Introducing Western Australia
With its immense dimensions, meagre population and Perth’s distinction as the world’s most isolated capital city, Western Australia (WA) could be considered Australia's final frontier. It certainly makes a spectacular finale to what the country has to offer. ‘Up north’, you’ll encounter all manner of photogenic landscapes. There's stunning gorges and waterfalls at Karijini National Park, and flaming red sunsets on Cable Beach near the enigmatic pearling town of Broome. Meanwhile, tiny Coral Bay gives you protected white sand beaches and a reef full of marine life. The Southwest offers some equally impressive beaches, expanses of wildflowers and lush green forests teeming with life. At Margaret River, surfers carve world-class waves while vignerons craft world-class wines, complemented by the gourmet grub of the town’s restaurants.

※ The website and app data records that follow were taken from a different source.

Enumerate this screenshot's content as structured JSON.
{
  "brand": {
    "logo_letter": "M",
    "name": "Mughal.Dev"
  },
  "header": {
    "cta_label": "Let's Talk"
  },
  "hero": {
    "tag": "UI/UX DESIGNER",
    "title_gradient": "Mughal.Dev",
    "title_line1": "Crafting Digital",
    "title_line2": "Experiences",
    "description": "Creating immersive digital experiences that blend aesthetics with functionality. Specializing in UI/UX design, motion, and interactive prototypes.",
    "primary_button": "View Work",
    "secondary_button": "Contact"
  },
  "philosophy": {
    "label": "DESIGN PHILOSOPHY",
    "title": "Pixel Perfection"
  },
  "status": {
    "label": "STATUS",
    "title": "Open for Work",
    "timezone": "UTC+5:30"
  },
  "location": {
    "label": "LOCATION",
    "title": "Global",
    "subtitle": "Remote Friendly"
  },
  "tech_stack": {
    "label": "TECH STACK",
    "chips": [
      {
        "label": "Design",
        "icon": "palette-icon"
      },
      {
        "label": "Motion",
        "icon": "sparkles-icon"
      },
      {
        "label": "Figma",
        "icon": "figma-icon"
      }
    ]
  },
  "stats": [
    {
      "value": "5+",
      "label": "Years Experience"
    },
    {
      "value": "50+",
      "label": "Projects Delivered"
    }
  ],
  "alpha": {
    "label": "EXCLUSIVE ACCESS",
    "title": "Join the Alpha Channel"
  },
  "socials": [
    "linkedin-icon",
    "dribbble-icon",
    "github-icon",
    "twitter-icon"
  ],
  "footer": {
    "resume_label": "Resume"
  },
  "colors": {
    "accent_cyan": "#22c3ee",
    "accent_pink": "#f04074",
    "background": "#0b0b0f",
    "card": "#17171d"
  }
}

Wherever you go, wildlife-watching opportunities are extraordinary. Spot the migrating whale pods off the coast of Albany, interact with dolphins at Monkey Mia, or simply enjoy the one-of-a-kind fauna that rules the russet-red outback. However, its not all fauna and flora. Perth and neighbouring Fremantle are both cosmopolitan cities, yet retain a languorously laid-back feel, perhaps inspired by having so many fantastic beaches and parks on their doorstep.
And, to top it off, WA is big enough to really get lost in. The driving distances are mind-boggling, the terrain can be challenging and the elements often unforgiving. The rewards, however, are obvious – jump in and see it before everyone else does.
Best places to stay in Western Australia
Australia - Perth & Western Australia (Chapter)
Western Australia’s south is a playground of white-sand beaches, lush green forests and world-class wineries. Perth and Fremantle are cosmopolitan cities with a languorously laid-back feel, and the Kimberley, up north, hides striking gorges,...
Wild about WA: eye-popping animal encounters in Western Australia
Whether you're saying g'day to the whale sharks on Ningaloo Reef, watching humpback whales breach from a live-aboard catamaran, or throwing yourself down a waterfall or up two-billion-year-old rocks in Karijini National Park, big, in-your-face wilderness is everywhere you look in WA. Turquoise Bay in Cape Range National Park...
Western Australia destination guides
Living on the edge: the wildlife of southwestern Australia
Many of Australia’s mammals share a somewhat inconvenient trait for wildlife watchers - they’re nocturnal. So three cheers for the endangered numbat: it’s one of few that’s out and about during daylight hours, if you know where to look...
10 Day Perth to Broome
Australia's west coast boasts some of the world's best beaches that are relatively untouched by tourism and set against a backdrop of rugged outback terrain. This unique Perth to Broome tour brings you face-to-face with the region's natural wonders and exposes you to a rich and colourful culture.
Uluru Camel Express, Sunrise or Sunset Tours
Contemplate how the outback pioneers traveled across regions of Australia on a camel tour with an expert guide. Choose from sunrise, sunset or express camel rides against the backdrop of Ayers Rock (Uluru) and Kata Tjuta. Watch the desert come to life in the early morning, or choose a later ride to see the changing colors of Ayers Rock and Kata Tjuta at dusk.
Western Australia's Buccaneer Archipelago
On a nautical chart, the thousand or so islands of the Buccaneer Archipelago, Western Australia, look shredded from the continent and strewn across the turquoise Timor Sea. At sea level – from a six-metre open boat on a perfect, windless day - the perspective seems benign...